There are only a few certainties in life, such as death, taxes, and Murphy’s Law holding true at the most inopportune times. For nearly everyone, however, knowing the cost of college more than a few months in advance is definitely not one of those certainties. But given the high sticker price of attending college (which is not tremendously useful for most people), what can be done to provide cost certainty for students and their families over the course of several years?
As a part of a nifty series of essays on possible ways to overhaul the college experience, Beckie Supiano of The Chronicle of Higher Education takes a quick look at what has been done to provide better cost information. She focuses on a useful goal—being able to provide students with the net price of education (tuition less grant aid) over the course of several years. While this is a great idea in theory, it quickly runs into several problems in practice:
(1) Colleges only control a fraction of grant aid, especially for financially needy students. Most federal need-based grants require that a student be eligible to receive the Pell Grant; if family income rises by a small amount, the loss of aid can be devastating. This also makes forecasting net price nearly impossible for middle-income families.

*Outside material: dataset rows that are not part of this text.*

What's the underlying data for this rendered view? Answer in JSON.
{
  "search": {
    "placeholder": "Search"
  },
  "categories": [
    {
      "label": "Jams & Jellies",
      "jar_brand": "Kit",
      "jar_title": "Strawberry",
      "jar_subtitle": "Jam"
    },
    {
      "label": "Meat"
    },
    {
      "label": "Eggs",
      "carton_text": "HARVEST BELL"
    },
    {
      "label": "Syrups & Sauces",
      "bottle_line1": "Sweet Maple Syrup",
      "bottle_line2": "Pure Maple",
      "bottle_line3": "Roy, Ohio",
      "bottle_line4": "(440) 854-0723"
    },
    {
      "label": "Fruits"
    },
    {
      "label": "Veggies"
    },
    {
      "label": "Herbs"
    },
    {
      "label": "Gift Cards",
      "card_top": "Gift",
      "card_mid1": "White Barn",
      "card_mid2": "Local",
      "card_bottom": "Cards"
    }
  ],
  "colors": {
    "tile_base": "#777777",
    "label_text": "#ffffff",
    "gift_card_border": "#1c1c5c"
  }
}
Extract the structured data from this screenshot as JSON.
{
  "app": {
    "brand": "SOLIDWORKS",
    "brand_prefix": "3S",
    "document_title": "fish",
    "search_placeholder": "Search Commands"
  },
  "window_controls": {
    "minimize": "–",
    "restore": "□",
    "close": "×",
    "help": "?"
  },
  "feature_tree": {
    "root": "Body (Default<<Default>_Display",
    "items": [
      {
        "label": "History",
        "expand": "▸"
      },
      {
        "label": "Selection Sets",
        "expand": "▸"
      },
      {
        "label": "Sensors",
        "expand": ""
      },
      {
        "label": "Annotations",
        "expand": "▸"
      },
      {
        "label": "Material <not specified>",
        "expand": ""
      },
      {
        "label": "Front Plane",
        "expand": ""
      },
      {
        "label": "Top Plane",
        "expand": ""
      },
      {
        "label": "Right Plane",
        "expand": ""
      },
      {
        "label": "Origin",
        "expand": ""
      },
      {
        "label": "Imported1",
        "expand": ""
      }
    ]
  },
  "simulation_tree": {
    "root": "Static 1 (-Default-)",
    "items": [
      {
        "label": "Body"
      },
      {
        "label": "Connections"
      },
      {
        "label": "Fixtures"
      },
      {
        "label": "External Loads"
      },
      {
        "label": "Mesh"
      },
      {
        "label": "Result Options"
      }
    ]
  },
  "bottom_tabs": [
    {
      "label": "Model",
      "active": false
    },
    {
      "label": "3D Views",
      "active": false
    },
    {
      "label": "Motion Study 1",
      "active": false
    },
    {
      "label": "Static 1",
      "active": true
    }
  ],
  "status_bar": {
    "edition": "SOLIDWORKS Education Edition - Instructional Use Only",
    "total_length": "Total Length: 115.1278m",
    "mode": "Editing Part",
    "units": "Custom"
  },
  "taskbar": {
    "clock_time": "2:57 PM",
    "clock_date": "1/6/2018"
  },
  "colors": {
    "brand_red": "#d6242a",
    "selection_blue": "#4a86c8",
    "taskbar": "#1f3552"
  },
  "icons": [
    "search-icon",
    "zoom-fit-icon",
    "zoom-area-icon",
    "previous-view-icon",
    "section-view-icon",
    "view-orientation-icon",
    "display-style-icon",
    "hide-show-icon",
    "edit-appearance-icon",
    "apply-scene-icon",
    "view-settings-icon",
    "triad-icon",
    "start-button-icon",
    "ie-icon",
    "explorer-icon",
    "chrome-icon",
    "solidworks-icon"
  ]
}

(2) Most colleges cannot forecast their available resources several years in advance. Public colleges are at the whims of economic circumstances and the state government, while many private colleges rely on a combination on endowment revenue and rear ends in seats in order to make ends meet.
(3) Colleges, like most of us out there, tend to be what economists call risk-averse. In English, that means that we don’t like being exposed to uncertainty. Students and their families currently bear the brunt of the uncertainty with respect to higher education pricing, but locking in a price regardless of the economic circumstances would shift that risk to the college. Most colleges would likely set a very high initial price in order to account for this uncertainty.
A small number of states have experimented with guaranteed tuition plans through prepaid tuition programs, which helps provide at least some certainty (although they do not guarantee set amounts of financial aid). Alabama’s program ran out of money during the financial crisis and is currently closed to new enrollment while facing legal challenges. A similar program in Illinois is also drastically underfunded, which is a common theme in the Land of Lincoln.
The article makes a key mistake in discussing cost certainty—it ignores the fact that known cost increases still represent cost certainty. If a college guarantees that tuition will go up by five percent per year for the next five years, students and parents can still have an idea of what college will cost in the future. The State University of New York system took a similar path in 2011, allowing each university in the system to raise tuition by up to $300 per year for five years. This proposal is quite useful as it puts increases in dollar terms, which are easier to understand than percentages.
I am interested in providing more information on cost certainty, but my research focuses on the financial aid side of the cost equation instead of the tuition side. I am currently working on two studies examining whether students and their families can receive earlier notifications of their financial aid, with results hopefully to come in the next few months. It is far from perfect, but it does help provide a little more information in an uncertain world.